→ **Data provided**:
▬▬▬▬▬▬

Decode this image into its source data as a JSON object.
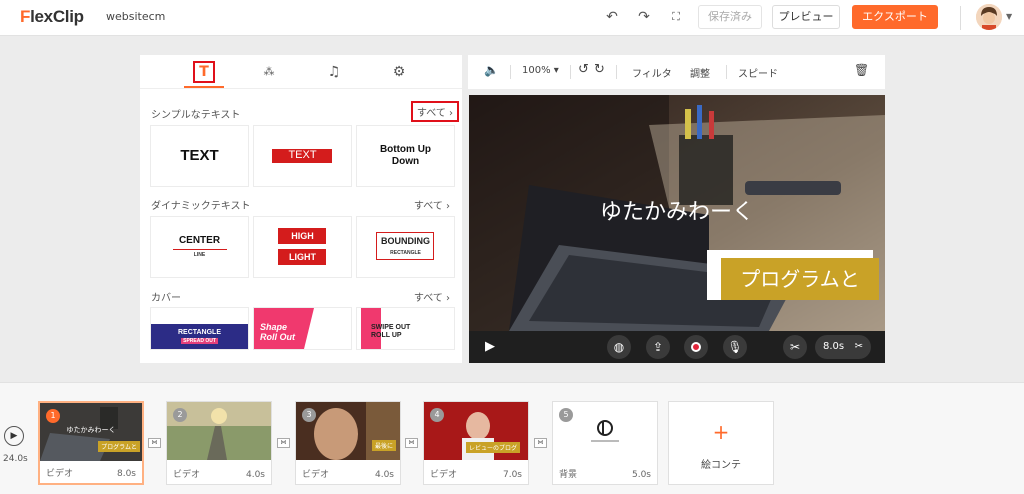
{
  "app": {
    "logo": "FlexClip",
    "project": "websitecm"
  },
  "toolbar": {
    "saved": "保存済み",
    "preview": "プレビュー",
    "export": "エクスポート"
  },
  "library": {
    "sections": [
      {
        "title": "シンプルなテキスト",
        "all": "すべて ›",
        "cards": [
          "TEXT",
          "TEXT",
          "Bottom Up Down"
        ]
      },
      {
        "title": "ダイナミックテキスト",
        "all": "すべて ›",
        "cards": [
          "CENTER",
          "HIGH",
          "LIGHT",
          "BOUNDING"
        ]
      },
      {
        "title": "カバー",
        "all": "すべて ›",
        "cards": [
          "RECTANGLE",
          "Shape Roll Out",
          "SWIPE OUT ROLL UP"
        ]
      }
    ],
    "card_sub": {
      "line": "LINE",
      "rectangle": "RECTANGLE",
      "spread_out": "SPREAD OUT"
    }
  },
  "preview_bar": {
    "zoom": "100% ▾",
    "filter": "フィルタ",
    "adjust": "調整",
    "speed": "スピード"
  },
  "canvas": {
    "title_text": "ゆたかみわーく",
    "caption": "プログラムと"
  },
  "controls": {
    "duration": "8.0s"
  },
  "timeline": {
    "total": "24.0s",
    "clips": [
      {
        "num": "1",
        "label": "ビデオ",
        "duration": "8.0s",
        "tag": "プログラムと",
        "overlay": "ゆたかみわーく"
      },
      {
        "num": "2",
        "label": "ビデオ",
        "duration": "4.0s"
      },
      {
        "num": "3",
        "label": "ビデオ",
        "duration": "4.0s",
        "tag": "最後に"
      },
      {
        "num": "4",
        "label": "ビデオ",
        "duration": "7.0s",
        "tag": "レビューのブログ"
      },
      {
        "num": "5",
        "label": "背景",
        "duration": "5.0s"
      }
    ],
    "add_label": "絵コンテ"
  },
  "colors": {
    "accent": "#ff6a2b",
    "highlight_box": "#e0101a",
    "caption_bg": "#c9a227"
  }
}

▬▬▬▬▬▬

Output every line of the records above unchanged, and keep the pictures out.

→ **Task solution**:
Decode this image into its source data as a JSON object.
{
  "app": {
    "logo": "FlexClip",
    "project": "websitecm"
  },
  "toolbar": {
    "saved": "保存済み",
    "preview": "プレビュー",
    "export": "エクスポート"
  },
  "library": {
    "sections": [
      {
        "title": "シンプルなテキスト",
        "all": "すべて ›",
        "cards": [
          "TEXT",
          "TEXT",
          "Bottom Up Down"
        ]
      },
      {
        "title": "ダイナミックテキスト",
        "all": "すべて ›",
        "cards": [
          "CENTER",
          "HIGH",
          "LIGHT",
          "BOUNDING"
        ]
      },
      {
        "title": "カバー",
        "all": "すべて ›",
        "cards": [
          "RECTANGLE",
          "Shape Roll Out",
          "SWIPE OUT ROLL UP"
        ]
      }
    ],
    "card_sub": {
      "line": "LINE",
      "rectangle": "RECTANGLE",
      "spread_out": "SPREAD OUT"
    }
  },
  "preview_bar": {
    "zoom": "100% ▾",
    "filter": "フィルタ",
    "adjust": "調整",
    "speed": "スピード"
  },
  "canvas": {
    "title_text": "ゆたかみわーく",
    "caption": "プログラムと"
  },
  "controls": {
    "duration": "8.0s"
  },
  "timeline": {
    "total": "24.0s",
    "clips": [
      {
        "num": "1",
        "label": "ビデオ",
        "duration": "8.0s",
        "tag": "プログラムと",
        "overlay": "ゆたかみわーく"
      },
      {
        "num": "2",
        "label": "ビデオ",
        "duration": "4.0s"
      },
      {
        "num": "3",
        "label": "ビデオ",
        "duration": "4.0s",
        "tag": "最後に"
      },
      {
        "num": "4",
        "label": "ビデオ",
        "duration": "7.0s",
        "tag": "レビューのブログ"
      },
      {
        "num": "5",
        "label": "背景",
        "duration": "5.0s"
      }
    ],
    "add_label": "絵コンテ"
  },
  "colors": {
    "accent": "#ff6a2b",
    "highlight_box": "#e0101a",
    "caption_bg": "#c9a227"
  }
}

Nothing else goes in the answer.